    I. Gerhardt et al., Phys. Rev. Lett. 107, 170404 (2011)ADSCrossRefGoogle Scholar
  24. 24.
    M. Giustina et al., Nature 497, 227–230 (2013)ADSCrossRefGoogle Scholar
  25. 25.
    J. Hofmann et al., Science 337, 72–75 (2012)ADSCrossRefGoogle Scholar
  26. 26.
    R. Holt, Ph. D. thesis, Harvard Univ. (1973)Google Scholar
  27. 27.
    R. Holt, F. Pipkin, unpublished preprint, Harvard University. (1973)Google Scholar
  28. 28.
    C. Kocher, E. Commins, Phys. Rev. Lett. 18, 575 (1967)ADSCrossRefGoogle Scholar
  29. 29.
    P. Kwiat et al., Phys. Rev. Lett. 75, 4337–4341 (1995)ADSCrossRefGoogle Scholar
  30. 30.
    W. Lamb, M. Scully, in Polarization: Matiere at Rayonnement, Société Française de Physique, Presses Universitaires de France, Paris (1968)Google Scholar
  31. 31.
    T. Marshall, E. Santos, F. Selleri, Phys.

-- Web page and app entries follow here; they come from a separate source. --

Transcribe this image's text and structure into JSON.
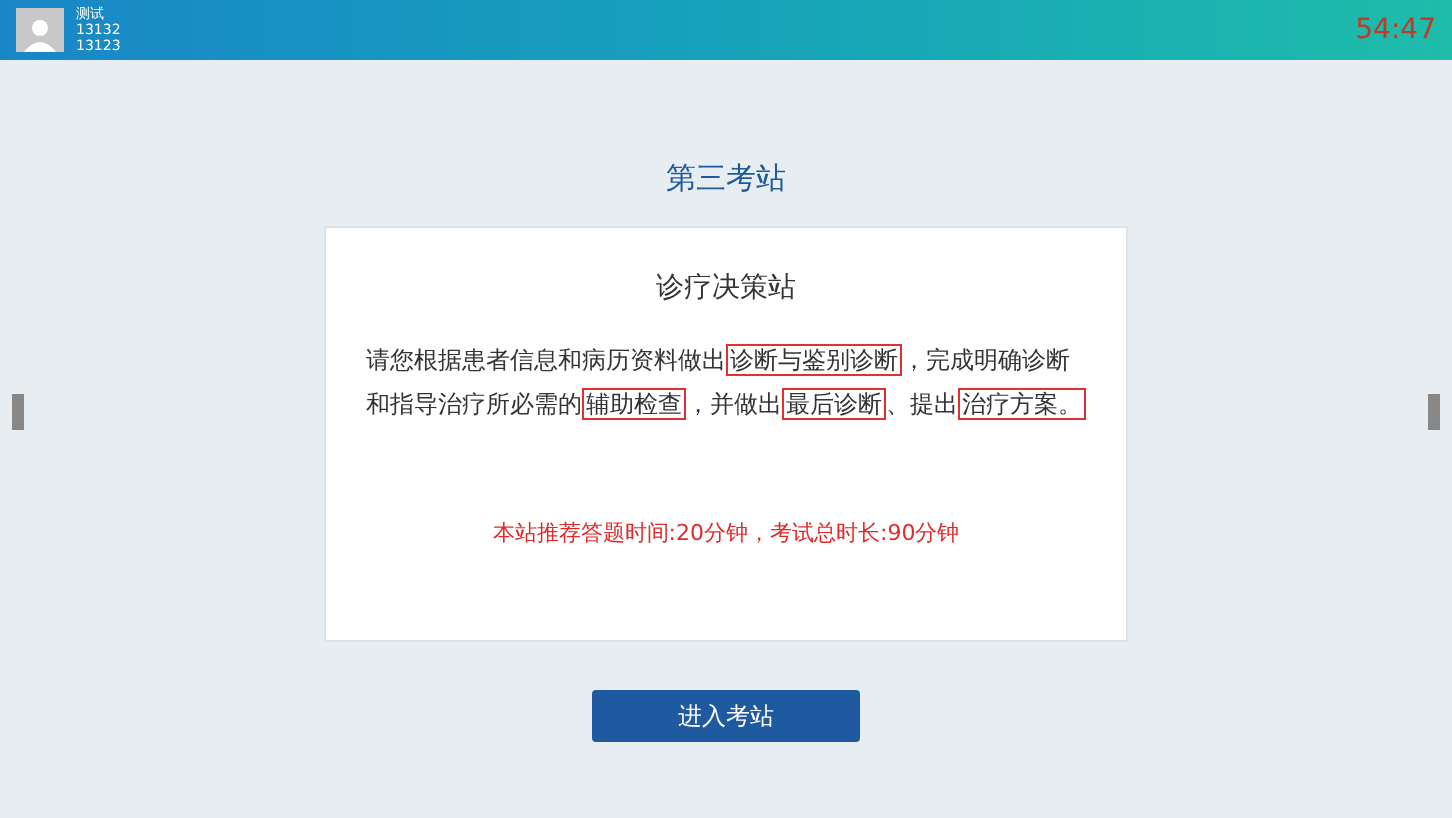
{
  "header": {
    "user": {
      "name": "测试",
      "line_1": "13132",
      "line_2": "13123"
    },
    "timer": "54:47"
  },
  "station_title": "第三考站",
  "card": {
    "title": "诊疗决策站",
    "instruction": [
      {
        "text": "请您根据患者信息和病历资料做出",
        "boxed": false
      },
      {
        "text": "诊断与鉴别诊断",
        "boxed": true
      },
      {
        "text": "，完成明确诊断和指导治疗所必需的",
        "boxed": false
      },
      {
        "text": "辅助检查",
        "boxed": true
      },
      {
        "text": "，并做出",
        "boxed": false
      },
      {
        "text": "最后诊断",
        "boxed": true
      },
      {
        "text": "、提出",
        "boxed": false
      },
      {
        "text": "治疗方案。",
        "boxed": true
      }
    ],
    "time_note": "本站推荐答题时间:20分钟，考试总时长:90分钟"
  },
  "enter_button": "进入考站"
}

Lett. A 98, 5–9 (1983)ADSCrossRefGoogle Scholar
  32. 32.
    D. Matsukevich et al., Phys. Rev. Lett. 96, 030405 (2006)ADSCrossRefGoogle Scholar
  33. 33.
    D. Matsukevich et al., Phys. Rev. Lett. 100, 150404 (2008)ADSCrossRefGoogle Scholar
  34. 34.
    Z. Ou, L. Mandel, Phys. Rev. Lett. 61, 50–53 (1988)ADSMathSciNetCrossRefGoogle Scholar
  35. 35.
    M. Rowe et al., Nature 409, 791–794 (2001)CrossRefGoogle Scholar
  36. 36.
    Y. Shih, C. Alley, Phys. Rev. Lett. 61, 2921–2924 (1988)ADSCrossRefGoogle Scholar
  37. 37.
    A. Shimony in Foundations of Quantum Mechanics, Proceedings of the International School of Physics “Enrico Fermi”, ed. by B. d’Espagnat (Academic Press, New York, 1971)Google Scholar
  38. 38.
    W. Tittel et al., Phys. Rev. Lett. 81, 3563–3566 (1998)ADSCrossRefGoogle Scholar
  39. 39.
    R. Ursin et al., Nat. Phys. 3, 481–486 (2007)Google Scholar
  40. 40.
    G. Weihs et al., Phys. Rev. Lett. 81, 5039–5043 (1998)ADSMathSciNetCrossRefGoogle Scholar
  41. 41.
    E. Wigner, Am. J. Phys. 38, 1005–1009 (1970)ADSCrossRefGoogle Scholar

Copyright information

© Springer International Publishing Switzerland 2017

Authors and Affiliations

  1. 1.Walnut CreekUSA

Personalised recommendations